PROVIDED RECORDS
━━━━━━━━━━━━━━━━━━━━

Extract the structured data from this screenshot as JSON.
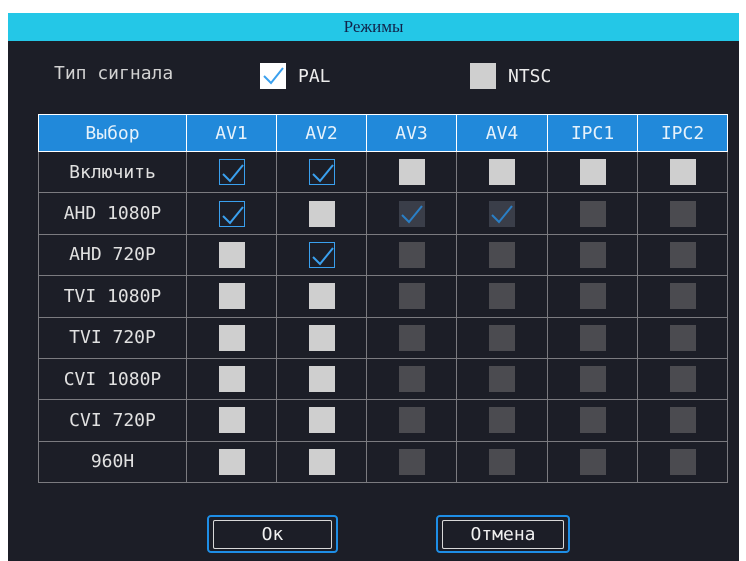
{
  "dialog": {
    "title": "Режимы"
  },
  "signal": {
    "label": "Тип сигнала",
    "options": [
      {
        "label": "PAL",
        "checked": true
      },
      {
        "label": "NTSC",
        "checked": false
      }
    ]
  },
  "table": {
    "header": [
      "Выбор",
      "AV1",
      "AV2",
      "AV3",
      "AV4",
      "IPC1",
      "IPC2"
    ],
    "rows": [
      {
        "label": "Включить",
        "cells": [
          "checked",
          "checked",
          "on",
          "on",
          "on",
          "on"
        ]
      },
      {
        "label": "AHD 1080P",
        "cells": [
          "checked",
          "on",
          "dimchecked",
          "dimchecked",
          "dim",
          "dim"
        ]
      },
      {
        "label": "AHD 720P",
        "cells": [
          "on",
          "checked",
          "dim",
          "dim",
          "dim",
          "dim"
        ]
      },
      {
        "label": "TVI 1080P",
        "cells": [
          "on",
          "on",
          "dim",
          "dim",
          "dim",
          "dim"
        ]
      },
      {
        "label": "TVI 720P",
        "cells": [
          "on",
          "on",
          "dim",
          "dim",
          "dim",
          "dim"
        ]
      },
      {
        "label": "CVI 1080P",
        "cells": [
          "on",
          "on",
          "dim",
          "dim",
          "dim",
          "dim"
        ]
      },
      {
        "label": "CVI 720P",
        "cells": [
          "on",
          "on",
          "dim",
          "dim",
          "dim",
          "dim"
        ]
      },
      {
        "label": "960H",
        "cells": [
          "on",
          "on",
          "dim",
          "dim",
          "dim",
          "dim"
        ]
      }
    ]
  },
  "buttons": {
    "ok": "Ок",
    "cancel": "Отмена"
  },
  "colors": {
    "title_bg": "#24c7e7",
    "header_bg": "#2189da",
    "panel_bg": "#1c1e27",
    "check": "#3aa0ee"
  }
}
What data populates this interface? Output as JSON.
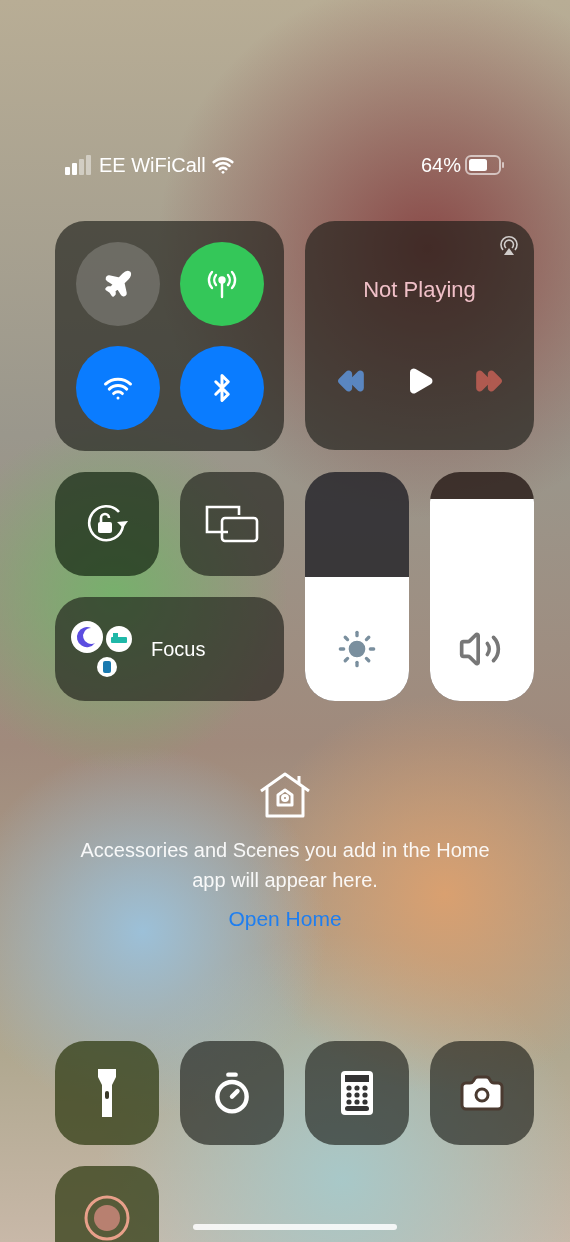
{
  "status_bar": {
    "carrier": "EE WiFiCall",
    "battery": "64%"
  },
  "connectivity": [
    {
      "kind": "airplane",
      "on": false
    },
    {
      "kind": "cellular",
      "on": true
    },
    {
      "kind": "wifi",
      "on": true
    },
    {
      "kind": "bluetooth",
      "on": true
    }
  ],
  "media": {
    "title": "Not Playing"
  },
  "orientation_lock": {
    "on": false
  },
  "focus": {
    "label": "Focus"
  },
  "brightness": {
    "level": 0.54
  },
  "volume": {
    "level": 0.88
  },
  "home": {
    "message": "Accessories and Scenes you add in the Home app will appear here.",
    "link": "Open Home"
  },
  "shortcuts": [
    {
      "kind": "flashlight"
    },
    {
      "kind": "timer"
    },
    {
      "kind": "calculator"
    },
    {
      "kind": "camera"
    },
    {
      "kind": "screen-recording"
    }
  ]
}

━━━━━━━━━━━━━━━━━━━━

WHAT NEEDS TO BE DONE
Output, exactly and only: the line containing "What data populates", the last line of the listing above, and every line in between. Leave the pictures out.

EXERCISE OUTPUT
What data populates this interface? Output as JSON.
{
  "status_bar": {
    "carrier": "EE WiFiCall",
    "battery": "64%"
  },
  "connectivity": [
    {
      "kind": "airplane",
      "on": false
    },
    {
      "kind": "cellular",
      "on": true
    },
    {
      "kind": "wifi",
      "on": true
    },
    {
      "kind": "bluetooth",
      "on": true
    }
  ],
  "media": {
    "title": "Not Playing"
  },
  "orientation_lock": {
    "on": false
  },
  "focus": {
    "label": "Focus"
  },
  "brightness": {
    "level": 0.54
  },
  "volume": {
    "level": 0.88
  },
  "home": {
    "message": "Accessories and Scenes you add in the Home app will appear here.",
    "link": "Open Home"
  },
  "shortcuts": [
    {
      "kind": "flashlight"
    },
    {
      "kind": "timer"
    },
    {
      "kind": "calculator"
    },
    {
      "kind": "camera"
    },
    {
      "kind": "screen-recording"
    }
  ]
}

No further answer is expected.